# About this task
Every entry that follows must be written out exactly, apart from its pictures.

# Exercise data

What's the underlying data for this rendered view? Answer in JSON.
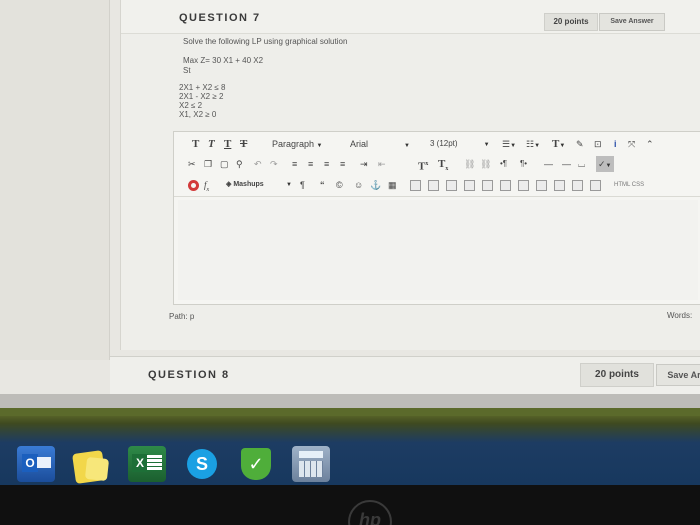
{
  "question7": {
    "title": "QUESTION 7",
    "points": "20 points",
    "save_label": "Save Answer",
    "instruction": "Solve the following LP using graphical solution",
    "objective": "Max Z= 30 X1 + 40 X2",
    "st": "St",
    "constraints": [
      "2X1 + X2 ≤ 8",
      "2X1 - X2 ≥ 2",
      "X2 ≤ 2",
      "X1, X2 ≥ 0"
    ]
  },
  "editor": {
    "paragraph": "Paragraph",
    "font": "Arial",
    "size": "3 (12pt)",
    "mashups": "Mashups",
    "html_css": "HTML CSS",
    "path_label": "Path: p",
    "words_label": "Words:"
  },
  "question8": {
    "title": "QUESTION 8",
    "points": "20 points",
    "save_label": "Save Ar"
  },
  "taskbar": {
    "apps": [
      "outlook-icon",
      "sticky-notes-icon",
      "excel-icon",
      "skype-icon",
      "security-essentials-icon",
      "calculator-icon"
    ]
  },
  "logo": "hp"
}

# Task response
What's the underlying data for this rendered view? Answer in JSON.
{
  "question7": {
    "title": "QUESTION 7",
    "points": "20 points",
    "save_label": "Save Answer",
    "instruction": "Solve the following LP using graphical solution",
    "objective": "Max Z= 30 X1 + 40 X2",
    "st": "St",
    "constraints": [
      "2X1 + X2 ≤ 8",
      "2X1 - X2 ≥ 2",
      "X2 ≤ 2",
      "X1, X2 ≥ 0"
    ]
  },
  "editor": {
    "paragraph": "Paragraph",
    "font": "Arial",
    "size": "3 (12pt)",
    "mashups": "Mashups",
    "html_css": "HTML CSS",
    "path_label": "Path: p",
    "words_label": "Words:"
  },
  "question8": {
    "title": "QUESTION 8",
    "points": "20 points",
    "save_label": "Save Ar"
  },
  "taskbar": {
    "apps": [
      "outlook-icon",
      "sticky-notes-icon",
      "excel-icon",
      "skype-icon",
      "security-essentials-icon",
      "calculator-icon"
    ]
  },
  "logo": "hp"
}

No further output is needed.